:: TASK TO CARRY OUT ::
Give the total number of lines in the data below that include "Address", and nothing else.

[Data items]
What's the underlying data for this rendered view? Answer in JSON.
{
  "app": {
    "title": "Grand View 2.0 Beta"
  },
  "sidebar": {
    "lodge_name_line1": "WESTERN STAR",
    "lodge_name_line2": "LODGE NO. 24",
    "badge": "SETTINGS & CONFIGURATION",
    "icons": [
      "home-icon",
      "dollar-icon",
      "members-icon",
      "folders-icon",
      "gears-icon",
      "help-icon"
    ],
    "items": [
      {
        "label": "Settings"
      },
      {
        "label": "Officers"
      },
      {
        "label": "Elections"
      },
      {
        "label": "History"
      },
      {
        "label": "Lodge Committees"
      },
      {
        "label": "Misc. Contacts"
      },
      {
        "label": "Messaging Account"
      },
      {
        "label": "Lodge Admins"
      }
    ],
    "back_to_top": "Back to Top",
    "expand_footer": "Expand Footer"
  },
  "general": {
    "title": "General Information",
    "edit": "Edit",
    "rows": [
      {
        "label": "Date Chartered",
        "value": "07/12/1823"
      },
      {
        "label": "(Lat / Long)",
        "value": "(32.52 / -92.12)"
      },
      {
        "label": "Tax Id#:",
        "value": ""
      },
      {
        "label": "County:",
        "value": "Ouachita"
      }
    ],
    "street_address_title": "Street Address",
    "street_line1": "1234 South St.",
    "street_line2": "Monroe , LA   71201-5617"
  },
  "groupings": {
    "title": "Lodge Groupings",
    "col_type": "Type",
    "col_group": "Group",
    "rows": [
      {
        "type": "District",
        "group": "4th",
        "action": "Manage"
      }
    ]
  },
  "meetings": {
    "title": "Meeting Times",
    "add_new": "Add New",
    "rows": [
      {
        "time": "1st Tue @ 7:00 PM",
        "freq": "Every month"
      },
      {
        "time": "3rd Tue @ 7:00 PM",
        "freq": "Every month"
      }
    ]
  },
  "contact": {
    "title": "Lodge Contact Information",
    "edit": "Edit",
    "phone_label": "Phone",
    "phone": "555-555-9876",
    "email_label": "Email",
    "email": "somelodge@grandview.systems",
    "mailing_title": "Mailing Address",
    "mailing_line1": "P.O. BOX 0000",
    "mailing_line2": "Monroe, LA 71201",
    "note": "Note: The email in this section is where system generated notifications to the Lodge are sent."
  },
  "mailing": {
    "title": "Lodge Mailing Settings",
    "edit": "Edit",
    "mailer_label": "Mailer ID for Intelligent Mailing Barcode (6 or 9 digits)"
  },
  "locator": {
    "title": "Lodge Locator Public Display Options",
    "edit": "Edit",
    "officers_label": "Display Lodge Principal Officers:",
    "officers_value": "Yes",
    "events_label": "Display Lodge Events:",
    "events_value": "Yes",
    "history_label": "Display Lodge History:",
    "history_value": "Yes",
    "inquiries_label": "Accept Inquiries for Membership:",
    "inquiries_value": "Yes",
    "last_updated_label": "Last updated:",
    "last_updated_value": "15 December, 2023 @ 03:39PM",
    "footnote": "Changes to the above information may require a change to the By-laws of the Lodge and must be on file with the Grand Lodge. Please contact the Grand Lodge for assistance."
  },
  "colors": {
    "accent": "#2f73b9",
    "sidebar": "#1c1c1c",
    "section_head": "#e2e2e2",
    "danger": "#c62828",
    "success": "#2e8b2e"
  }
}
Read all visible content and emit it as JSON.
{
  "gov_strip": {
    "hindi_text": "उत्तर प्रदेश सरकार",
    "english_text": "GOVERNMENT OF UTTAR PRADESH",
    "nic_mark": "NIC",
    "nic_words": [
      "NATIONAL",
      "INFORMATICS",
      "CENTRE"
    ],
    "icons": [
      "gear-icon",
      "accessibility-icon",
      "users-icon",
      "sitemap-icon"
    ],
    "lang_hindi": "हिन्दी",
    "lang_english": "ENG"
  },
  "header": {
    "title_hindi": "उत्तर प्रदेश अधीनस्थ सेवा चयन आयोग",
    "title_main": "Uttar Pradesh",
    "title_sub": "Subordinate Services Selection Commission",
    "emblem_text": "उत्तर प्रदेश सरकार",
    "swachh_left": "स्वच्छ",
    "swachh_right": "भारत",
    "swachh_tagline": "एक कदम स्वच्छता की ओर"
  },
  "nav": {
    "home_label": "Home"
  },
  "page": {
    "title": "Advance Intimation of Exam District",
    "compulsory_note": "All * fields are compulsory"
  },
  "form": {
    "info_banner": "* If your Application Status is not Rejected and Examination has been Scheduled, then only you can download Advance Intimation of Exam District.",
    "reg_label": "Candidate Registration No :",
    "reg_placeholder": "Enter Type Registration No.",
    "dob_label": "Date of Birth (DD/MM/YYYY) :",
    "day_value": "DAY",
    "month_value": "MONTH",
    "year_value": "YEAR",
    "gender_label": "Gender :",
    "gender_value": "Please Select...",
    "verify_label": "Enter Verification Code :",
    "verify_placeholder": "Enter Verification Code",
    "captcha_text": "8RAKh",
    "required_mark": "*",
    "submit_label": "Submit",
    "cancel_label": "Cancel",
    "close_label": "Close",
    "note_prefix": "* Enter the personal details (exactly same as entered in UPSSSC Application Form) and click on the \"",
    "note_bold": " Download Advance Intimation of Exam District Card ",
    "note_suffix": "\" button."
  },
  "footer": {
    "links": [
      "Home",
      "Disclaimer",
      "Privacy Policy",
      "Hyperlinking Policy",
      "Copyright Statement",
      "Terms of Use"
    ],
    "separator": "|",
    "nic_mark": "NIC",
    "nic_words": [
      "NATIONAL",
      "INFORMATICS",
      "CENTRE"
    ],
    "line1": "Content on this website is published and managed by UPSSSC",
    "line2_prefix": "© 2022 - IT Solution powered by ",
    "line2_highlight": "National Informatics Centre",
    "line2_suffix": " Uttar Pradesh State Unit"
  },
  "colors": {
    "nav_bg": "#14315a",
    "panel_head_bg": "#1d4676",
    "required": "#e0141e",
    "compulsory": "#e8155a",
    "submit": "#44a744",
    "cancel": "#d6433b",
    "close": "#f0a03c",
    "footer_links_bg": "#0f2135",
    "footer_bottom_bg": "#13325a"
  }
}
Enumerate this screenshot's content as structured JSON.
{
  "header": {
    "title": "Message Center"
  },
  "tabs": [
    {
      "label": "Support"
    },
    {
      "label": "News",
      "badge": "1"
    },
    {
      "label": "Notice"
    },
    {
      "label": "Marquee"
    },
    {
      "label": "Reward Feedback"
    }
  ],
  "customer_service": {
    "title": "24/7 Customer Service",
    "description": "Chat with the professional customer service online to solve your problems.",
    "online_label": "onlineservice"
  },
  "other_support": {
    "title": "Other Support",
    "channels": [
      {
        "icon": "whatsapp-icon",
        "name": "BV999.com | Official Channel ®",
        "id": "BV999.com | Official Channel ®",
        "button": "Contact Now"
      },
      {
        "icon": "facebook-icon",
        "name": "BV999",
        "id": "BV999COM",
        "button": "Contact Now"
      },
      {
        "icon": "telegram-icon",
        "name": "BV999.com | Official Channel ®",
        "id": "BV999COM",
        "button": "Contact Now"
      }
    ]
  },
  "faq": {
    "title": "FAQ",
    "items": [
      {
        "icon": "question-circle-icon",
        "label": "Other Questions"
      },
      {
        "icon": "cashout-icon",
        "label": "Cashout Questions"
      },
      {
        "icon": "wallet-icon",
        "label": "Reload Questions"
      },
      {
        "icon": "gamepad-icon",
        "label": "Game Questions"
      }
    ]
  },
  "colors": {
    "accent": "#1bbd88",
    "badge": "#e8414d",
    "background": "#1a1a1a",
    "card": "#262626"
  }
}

:: REPLY ::
2